If you tell someone in the course of a conversation that you are a photographer, there are a couple of questions that are likely to follow.  The most common is probably "What do you like to take pictures of?".  Not very good English, perhaps, but that is usually the way it is phrased.

My answer to that question is usually "Anything at all"; sometimes I also specify that I never make family snapshots.  Those responses are clearly never satisfying for the questioner, but I'll guess they would be preferred to what I am really thinking about as a response, which is something like giving the person a wake-up kick to the shins.

 Another question I have faced -- of a more philosophical nature -- is "What makes a good photo?".

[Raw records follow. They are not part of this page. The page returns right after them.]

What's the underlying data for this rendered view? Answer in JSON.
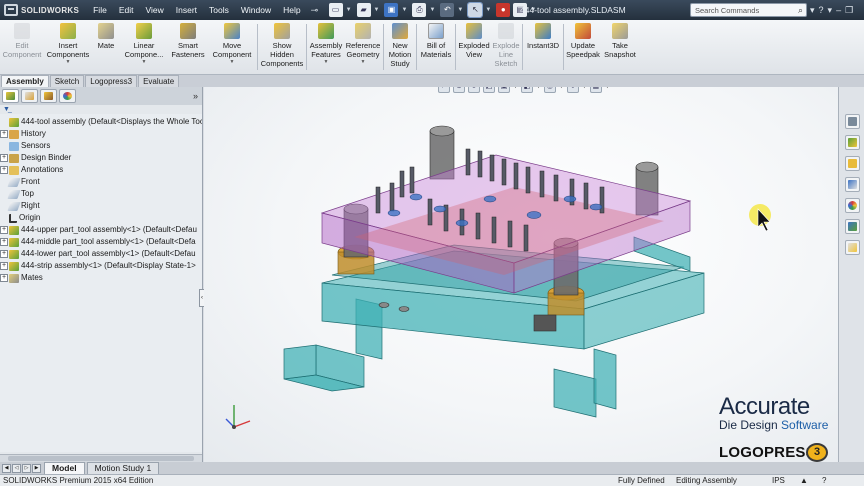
{
  "app": {
    "logo_text": "SOLIDWORKS",
    "document_title": "444-tool assembly.SLDASM",
    "search_placeholder": "Search Commands",
    "menus": [
      "File",
      "Edit",
      "View",
      "Insert",
      "Tools",
      "Window",
      "Help"
    ]
  },
  "commands": [
    {
      "label": "Edit Component",
      "icon": "edit-component-icon",
      "disabled": true,
      "dropdown": false
    },
    {
      "label": "Insert Components",
      "icon": "insert-components-icon",
      "disabled": false,
      "dropdown": true
    },
    {
      "label": "Mate",
      "icon": "mate-icon",
      "disabled": false,
      "dropdown": false
    },
    {
      "label": "Linear Compone...",
      "icon": "linear-pattern-icon",
      "disabled": false,
      "dropdown": true
    },
    {
      "label": "Smart Fasteners",
      "icon": "smart-fasteners-icon",
      "disabled": false,
      "dropdown": false
    },
    {
      "label": "Move Component",
      "icon": "move-component-icon",
      "disabled": false,
      "dropdown": true
    },
    {
      "label": "Show Hidden Components",
      "icon": "show-hidden-icon",
      "disabled": false,
      "dropdown": false
    },
    {
      "label": "Assembly Features",
      "icon": "assembly-features-icon",
      "disabled": false,
      "dropdown": true
    },
    {
      "label": "Reference Geometry",
      "icon": "reference-geometry-icon",
      "disabled": false,
      "dropdown": true
    },
    {
      "label": "New Motion Study",
      "icon": "new-motion-study-icon",
      "disabled": false,
      "dropdown": false
    },
    {
      "label": "Bill of Materials",
      "icon": "bill-of-materials-icon",
      "disabled": false,
      "dropdown": false
    },
    {
      "label": "Exploded View",
      "icon": "exploded-view-icon",
      "disabled": false,
      "dropdown": false
    },
    {
      "label": "Explode Line Sketch",
      "icon": "explode-line-sketch-icon",
      "disabled": true,
      "dropdown": false
    },
    {
      "label": "Instant3D",
      "icon": "instant3d-icon",
      "disabled": false,
      "dropdown": false
    },
    {
      "label": "Update Speedpak",
      "icon": "update-speedpak-icon",
      "disabled": false,
      "dropdown": false
    },
    {
      "label": "Take Snapshot",
      "icon": "take-snapshot-icon",
      "disabled": false,
      "dropdown": false
    }
  ],
  "command_tabs": [
    {
      "label": "Assembly",
      "active": true
    },
    {
      "label": "Sketch",
      "active": false
    },
    {
      "label": "Logopress3",
      "active": false
    },
    {
      "label": "Evaluate",
      "active": false
    }
  ],
  "tree": [
    {
      "label": "444-tool assembly  (Default<Displays the Whole Too",
      "icon": "assembly-icon",
      "expander": "",
      "indent": 0
    },
    {
      "label": "History",
      "icon": "history-icon",
      "expander": "+",
      "indent": 1
    },
    {
      "label": "Sensors",
      "icon": "sensors-icon",
      "expander": "",
      "indent": 1
    },
    {
      "label": "Design Binder",
      "icon": "design-binder-icon",
      "expander": "+",
      "indent": 1
    },
    {
      "label": "Annotations",
      "icon": "annotations-icon",
      "expander": "+",
      "indent": 1
    },
    {
      "label": "Front",
      "icon": "plane-icon",
      "expander": "",
      "indent": 1
    },
    {
      "label": "Top",
      "icon": "plane-icon",
      "expander": "",
      "indent": 1
    },
    {
      "label": "Right",
      "icon": "plane-icon",
      "expander": "",
      "indent": 1
    },
    {
      "label": "Origin",
      "icon": "origin-icon",
      "expander": "",
      "indent": 1
    },
    {
      "label": "444-upper part_tool assembly<1> (Default<Defau",
      "icon": "subassembly-icon",
      "expander": "+",
      "indent": 1
    },
    {
      "label": "444-middle part_tool assembly<1> (Default<Defa",
      "icon": "subassembly-icon",
      "expander": "+",
      "indent": 1
    },
    {
      "label": "444-lower part_tool assembly<1> (Default<Defau",
      "icon": "subassembly-icon",
      "expander": "+",
      "indent": 1
    },
    {
      "label": "444-strip assembly<1> (Default<Display State-1>",
      "icon": "subassembly-icon",
      "expander": "+",
      "indent": 1
    },
    {
      "label": "Mates",
      "icon": "mates-icon",
      "expander": "+",
      "indent": 1
    }
  ],
  "bottom_tabs": [
    {
      "label": "Model",
      "active": true
    },
    {
      "label": "Motion Study 1",
      "active": false
    }
  ],
  "status": {
    "edition": "SOLIDWORKS Premium 2015 x64 Edition",
    "definition": "Fully Defined",
    "mode": "Editing Assembly",
    "units": "IPS"
  },
  "branding": {
    "line1": "Accurate",
    "line2a": "Die Design ",
    "line2b": "Software",
    "line3": "LOGOPRESS",
    "badge": "3"
  },
  "colors": {
    "upper_plate": "#c57ed6",
    "lower_parts": "#3fb0b4",
    "guide_post": "#6b6b6b",
    "bushing": "#d8a23a",
    "accent_blue": "#3d73c4"
  }
}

That question is asking for guidance as to how one might judge a photograph to be  "good" or "bad".  My response to that is usually something like a shrug of a shoulder.  I know that people are just mostly trying to make polite conversation around the topic.  Still, it is tempting to point out that the question of whether photography is an art has long been settled, and there are whole libraries devoted to what constitutes good art.

I suppose I should come up with some standard answers to these questions that are a little less bellicose and a little more representative of my actual feelings about the issues.  I have actually advocated more than a few times for the idea that critical thinking and communication about art is a skill that can be learned.  In that regard, I always cite the fine little book by Terry Barrett, Criticizing Photographs.

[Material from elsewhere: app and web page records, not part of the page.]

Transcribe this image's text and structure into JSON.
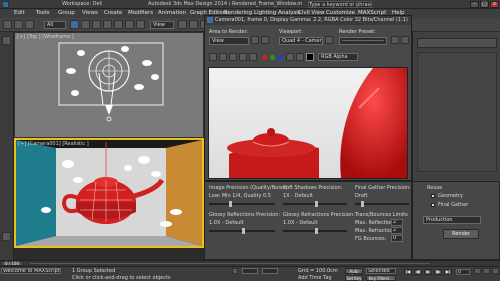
{
  "titlebar": {
    "workspace": "Workspace: Default",
    "app_title": "Autodesk 3ds Max Design 2014 x64",
    "file_title": "Rendered_Frame_Window.max",
    "search_placeholder": "Type a keyword or phrase"
  },
  "menu": [
    "Edit",
    "Tools",
    "Group",
    "Views",
    "Create",
    "Modifiers",
    "Animation",
    "Graph Editors",
    "Rendering",
    "Lighting Analysis",
    "Civil View",
    "Customize",
    "MAXScript",
    "Help"
  ],
  "toolbar": {
    "filter_value": "All",
    "view_value": "View"
  },
  "viewports": {
    "top_label": "[+] [Top ] [Wireframe ]",
    "persp_label": "[+] [Camera001] [Realistic ]"
  },
  "render_window": {
    "title": "Camera001, frame 0, Display Gamma: 2.2, RGBA Color 32 Bits/Channel (1:1)",
    "area_label": "Area to Render:",
    "area_value": "View",
    "viewport_label": "Viewport:",
    "viewport_value": "Quad 4 - Camera001",
    "preset_label": "Render Preset:",
    "preset_value": "-----------------------",
    "channel_value": "RGB Alpha"
  },
  "settings": {
    "image_precision_label": "Image Precision (Quality/Noise):",
    "image_precision_value": "Low: Min 1/4, Quality 0.5",
    "soft_shadows_label": "Soft Shadows Precision:",
    "soft_shadows_value": "1X - Default",
    "final_gather_label": "Final Gather Precision:",
    "final_gather_value": "Draft",
    "glossy_refl_label": "Glossy Reflections Precision:",
    "glossy_refl_value": "1.0X - Default",
    "glossy_refr_label": "Glossy Refractions Precision:",
    "glossy_refr_value": "1.0X - Default",
    "trace_label": "Trace/Bounces Limits",
    "max_refl_label": "Max. Reflections:",
    "max_refl_value": "2",
    "max_refr_label": "Max. Refractions:",
    "max_refr_value": "2",
    "fg_bounces_label": "FG Bounces:",
    "fg_bounces_value": "0",
    "reuse_label": "Reuse",
    "geometry_label": "Geometry",
    "final_gather_chk_label": "Final Gather",
    "production_value": "Production",
    "render_button": "Render"
  },
  "timeline": {
    "frame_counter": "0 / 100"
  },
  "status": {
    "maxscript_prompt": "Welcome to MAXScript.",
    "selection": "1 Group Selected",
    "hint": "Click or click-and-drag to select objects",
    "grid": "Grid = 100.0cm",
    "add_time_tag": "Add Time Tag",
    "autokey": "Auto Key",
    "autokey_value": "Selected",
    "setkey": "Set Key",
    "key_filters": "Key Filters...",
    "frame": "0"
  }
}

Speaking as a photographer rather than as a critic, however, I do not think it is really incumbent on me to provide explanations.  My role, as I see it, is to offer up the images.  The creation of those images is not, for the most part, the result of an analytic process.  Rather, the images flow out of a lifetime of visual engagement and expression.

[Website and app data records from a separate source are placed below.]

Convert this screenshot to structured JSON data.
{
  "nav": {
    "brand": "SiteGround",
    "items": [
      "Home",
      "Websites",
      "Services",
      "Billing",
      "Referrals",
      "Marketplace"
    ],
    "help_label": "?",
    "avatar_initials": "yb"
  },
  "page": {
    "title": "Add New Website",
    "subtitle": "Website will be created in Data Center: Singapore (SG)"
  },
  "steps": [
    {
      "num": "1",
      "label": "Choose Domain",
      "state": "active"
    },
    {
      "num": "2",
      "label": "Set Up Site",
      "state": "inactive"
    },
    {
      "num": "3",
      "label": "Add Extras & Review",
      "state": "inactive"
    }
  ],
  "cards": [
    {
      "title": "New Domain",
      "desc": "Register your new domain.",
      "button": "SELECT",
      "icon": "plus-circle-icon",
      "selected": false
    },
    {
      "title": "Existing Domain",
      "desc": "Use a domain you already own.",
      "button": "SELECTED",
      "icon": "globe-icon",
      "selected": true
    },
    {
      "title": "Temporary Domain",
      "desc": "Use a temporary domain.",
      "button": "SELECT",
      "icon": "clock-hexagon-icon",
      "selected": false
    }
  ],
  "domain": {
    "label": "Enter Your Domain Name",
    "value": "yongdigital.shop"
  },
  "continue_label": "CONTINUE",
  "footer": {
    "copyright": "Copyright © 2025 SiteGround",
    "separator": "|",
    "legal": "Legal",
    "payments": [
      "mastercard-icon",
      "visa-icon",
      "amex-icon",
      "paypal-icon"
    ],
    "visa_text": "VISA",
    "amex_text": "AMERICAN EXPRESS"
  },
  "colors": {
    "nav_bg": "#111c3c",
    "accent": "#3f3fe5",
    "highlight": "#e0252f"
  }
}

A goal I set for my photographic efforts about ten years ago was to make the best pictures possible with each of the old cameras in my collection.  Many of the pictures that appear in my blog postings are illustrations of technical issues.  The pictures that I feel somehow transcend technical competence are posted to to the Flickr photo-sharing site.  So, people who might want to know what subjects interest me or what I think constitutes a good photograph are best advised to visit my photo stream at Flickr.

1 comment:

Jim said...

I enjoy your well-curated Flickr space. It makes me wish I'd done that rather than using mine as a dumping ground. I do have a "Favorite Photos" set that is my attempt at curation.

When people find out that I make mi living testing software (or, actually, leading teams of software testers), invariably I get questions about how software can be so buggy. Right now, I always get questions and comments about There are myriad reasons why software is buggy and why went off the rails like it did, not the least of which is that making software is just hard.

I don't have any ready answers for those inevitable questions either, and so I get you when you say that around photography it would serve you to have some prepared polite answers to the inevitable questions.

If you'd like to read my thoughts about -- given that I have worked on government software contracts before -- check out my other blog,